Thursday, May 18, 2006

Knowing When to Run

Bankrate looks at the investment market, including this blurb about Sacramento real estate:

Savvy investors know when to hold 'em. They also know when to walk away and know when to run...

Jim Lofgren, executive director of the Rental Housing Association of Sacramento Valley, says with more potential investors eager to park their money in a house, finding one worth the risk is more difficult. There is "a lot of competition" for the good investment properties, Lofgren says. "It's tough to find a good bargain out there.

"It is really important for investors to determine: What is their investment strategy? If you're looking to make money real quickly, you'll have a tougher time in the market now," he says. "There's not the appreciation there once was. This is a market where people are looking to the long run."

Lofgren's co-worker, Cory Koehler, has that long-term mentality when it comes to his pending investment purchase. Koehler, deputy director of the Rental Housing Association of Sacramento Valley, planned to close on his second rental property -- a single-family home -- the first week of May. Both of the homes Koehler rents out are in Sacramento County, Calif.

Spending money to make money

Although Koehler thinks he will not have a problem finding a tenant for the new house, he says he will have to give out of his pocket "several hundred dollars" to make up the difference and pay the mortgage.

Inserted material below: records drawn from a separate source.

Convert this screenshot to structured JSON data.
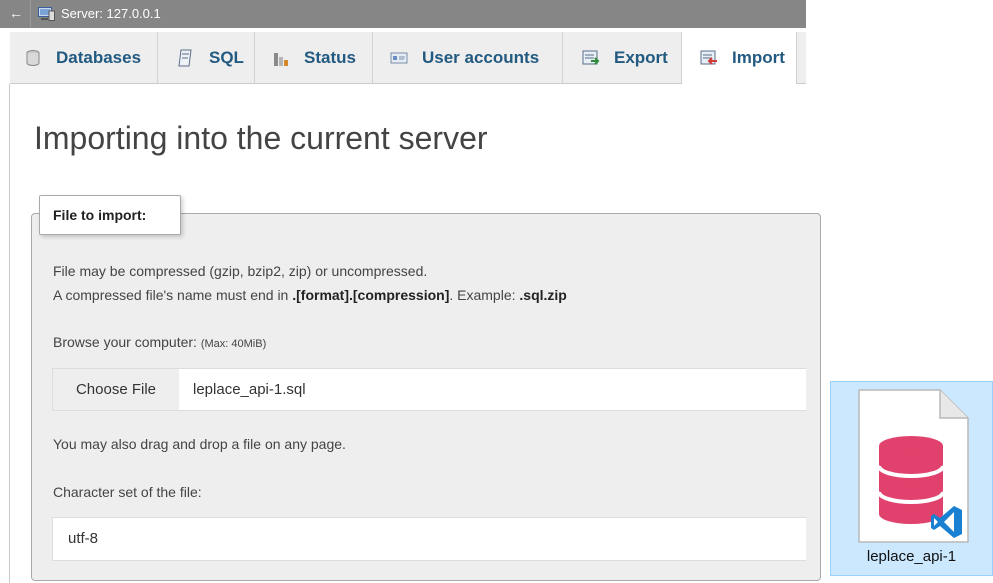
{
  "topbar": {
    "back_arrow": "←",
    "server_label": "Server: 127.0.0.1"
  },
  "tabs": [
    {
      "label": "Databases",
      "icon": "database-icon"
    },
    {
      "label": "SQL",
      "icon": "sql-icon"
    },
    {
      "label": "Status",
      "icon": "status-chart-icon"
    },
    {
      "label": "User accounts",
      "icon": "user-accounts-icon"
    },
    {
      "label": "Export",
      "icon": "export-icon"
    },
    {
      "label": "Import",
      "icon": "import-icon",
      "active": true
    }
  ],
  "main": {
    "title": "Importing into the current server",
    "fieldset": {
      "legend": "File to import:",
      "compress_line1": "File may be compressed (gzip, bzip2, zip) or uncompressed.",
      "compress_line2_pre": "A compressed file's name must end in ",
      "compress_line2_format": ".[format].[compression]",
      "compress_line2_mid": ". Example: ",
      "compress_line2_example": ".sql.zip",
      "browse_label": "Browse your computer: ",
      "browse_max": "(Max: 40MiB)",
      "choose_button": "Choose File",
      "chosen_file": "leplace_api-1.sql",
      "drag_drop_hint": "You may also drag and drop a file on any page.",
      "charset_label": "Character set of the file:",
      "charset_value": "utf-8"
    }
  },
  "desktop_file": {
    "label": "leplace_api-1",
    "icon": "database-file-icon",
    "overlay_icon": "vscode-icon"
  },
  "colors": {
    "topbar": "#868686",
    "tab_text": "#235a81",
    "fieldset_bg": "#eeeeee",
    "selection_bg": "#cce8ff",
    "database_icon": "#e0426d",
    "vscode_blue": "#1a80d1"
  }
}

That, of course, doesn't include all of the other costs of homeownership, plus possibly carrying the entire mortgage if the property is vacant.

However, Koehler says with all of California having pricey real estate, he didn't have much of a choice but to get into the market. "The market is quite high and the rental market is quite soft," Koehler says. "The appreciation on real estate in the last three to five years is in the double digits."

Since real estate has been so tempting, more renters flocked to becoming homeowners, eroding the tenant pool, he says. Koehler is counting on the house appreciating and area rents rising. "I'm willing to be patient," he says.

1 comment:

tom stone said...

wow,"long term" investing.my textbook says "any property bought primarily for resale is speculative in nature" but here where a properties rent doesn't even cover the note,it is called long term investing.i think this is cognitive dissonance rather than stupidity...it is so widespread.i may well be wrong since by definition half the populace has an iq under 100 and many people are chemically impaired.